PUBLISHED : Monday, 12 January, 2004, 12:00am
UPDATED : Monday, 12 January, 2004, 12:00am

PCCW has been warned by Hong Kong's telecommunications watchdog for the third time in five months for running down rival companies with misleading advertising campaigns.

The Office of the Telecommunications Authority (Ofta) issued a written warning to the company for claiming its IDD rates for calling the mainland were substantially cheaper than those of its rivals.

PCCW distributed promotional leaflets last year comparing its IDD rates to those of Wharf T&T and other operators to show how customers could save money by switching to PCCW.

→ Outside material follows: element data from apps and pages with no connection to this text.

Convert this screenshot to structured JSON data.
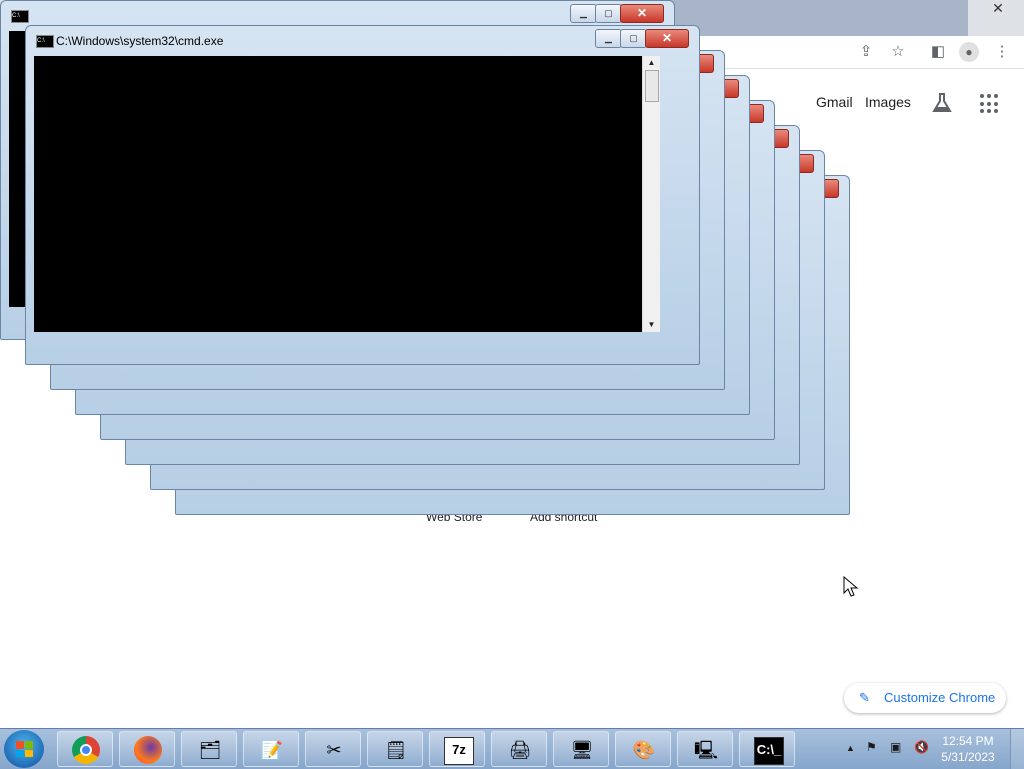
{
  "chrome": {
    "close_glyph": "✕",
    "gmail": "Gmail",
    "images": "Images",
    "customize": "Customize Chrome",
    "shortcut_web_store": "Web Store",
    "shortcut_add": "Add shortcut"
  },
  "cmd": {
    "title": "C:\\Windows\\system32\\cmd.exe",
    "icon_text": "C:\\",
    "min": "▁",
    "max": "▢",
    "close": "✕",
    "scroll_up": "▲",
    "scroll_down": "▼"
  },
  "taskbar": {
    "items": [
      {
        "icon": "chrome-icon"
      },
      {
        "icon": "firefox-icon"
      },
      {
        "icon": "explorer-icon"
      },
      {
        "icon": "notepad-icon"
      },
      {
        "icon": "snipping-tool-icon"
      },
      {
        "icon": "sticky-notes-icon"
      },
      {
        "icon": "7zip-icon",
        "text": "7z"
      },
      {
        "icon": "printer-icon"
      },
      {
        "icon": "control-panel-icon"
      },
      {
        "icon": "paint-icon"
      },
      {
        "icon": "remote-desktop-icon"
      },
      {
        "icon": "cmd-icon",
        "text": "C:\\_"
      }
    ],
    "tray_arrow": "▲",
    "time": "12:54 PM",
    "date": "5/31/2023"
  }
}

However, the ads left out the off-peak rate and a 12 per cent discount offered to some customers of Wharf T&T, which lodged a complaint against the marketing campaign last August.

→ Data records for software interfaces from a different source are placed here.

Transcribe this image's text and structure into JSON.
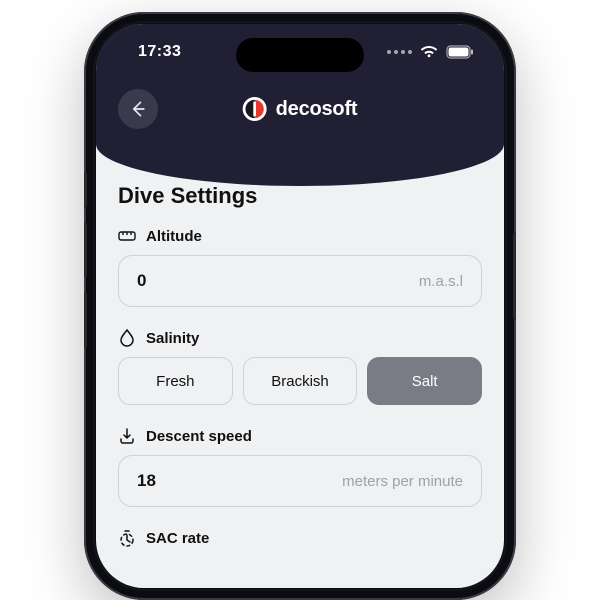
{
  "status": {
    "time": "17:33"
  },
  "brand": {
    "name": "decosoft"
  },
  "page": {
    "title": "Dive Settings"
  },
  "altitude": {
    "label": "Altitude",
    "value": "0",
    "unit": "m.a.s.l"
  },
  "salinity": {
    "label": "Salinity",
    "options": [
      "Fresh",
      "Brackish",
      "Salt"
    ],
    "selected_index": 2
  },
  "descent": {
    "label": "Descent speed",
    "value": "18",
    "unit": "meters per minute"
  },
  "sac": {
    "label": "SAC rate"
  }
}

After a five-month investigation, Ofta found that the PCCW campaign 'had the effect of misleading or deceiving customers'. PCCW made comparisons in its campaign between its 24-hour flat rates for calling the mainland with the peak rates charged by Wharf T&T and other operators.

The company argued its marketing was acceptable because it used asterisks and footnotes, which pointed out that it had cited peak rates of other operators and excluded other promotional offers.

An Ofta report into the complaint said the comparisons made by PCCW in its promotional material were 'not a 'like-for-like' comparison'.

It said: 'Under the guidelines, any statement made about a competitor in comparative advertising must be accurate and should be on a 'like for like' comparison.'

The reprimand for PCCW comes five months after the company was given two written warnings for running down rival operators in ads boasting its home phone lines were 'the best' and '99.9999 per cent reliable'.

Competitors' complaints over the radio and television ads were substantiated in August last year by Ofta after a year-long investigation.

Ofta said at the time that it did not object to boasting about service quality that it described as 'puffery' which customers would not take seriously, but said PCCW's negative statements about rivals breached the Telecom Ordinance.

Separately, PCCW has been issued with another written warning over a complaint that it rejected 135 customer requests for portability - the process by which they switch companies but keep their existing phone numbers - submitted through Wharf T&T last July.

PCCW rejected the requests, saying there was not enough time to process the applications and that it presented manpower problems. It also claimed the application was above an agreed limit on portability of numbers between operators.

Ofta said the authority was 'very concerned that the unilateral action of PCCW-HKT would recur if no clear signal were sent to the industry' and warned the action threatened a breakdown of regulations, harming customer interests.

A similar complaint lodged by PCCW against Wharf T&T for rejecting nine portability requests because of insufficient notice was also upheld by Ofta, which issued a written warning to Wharf T&T, voicing the same concerns.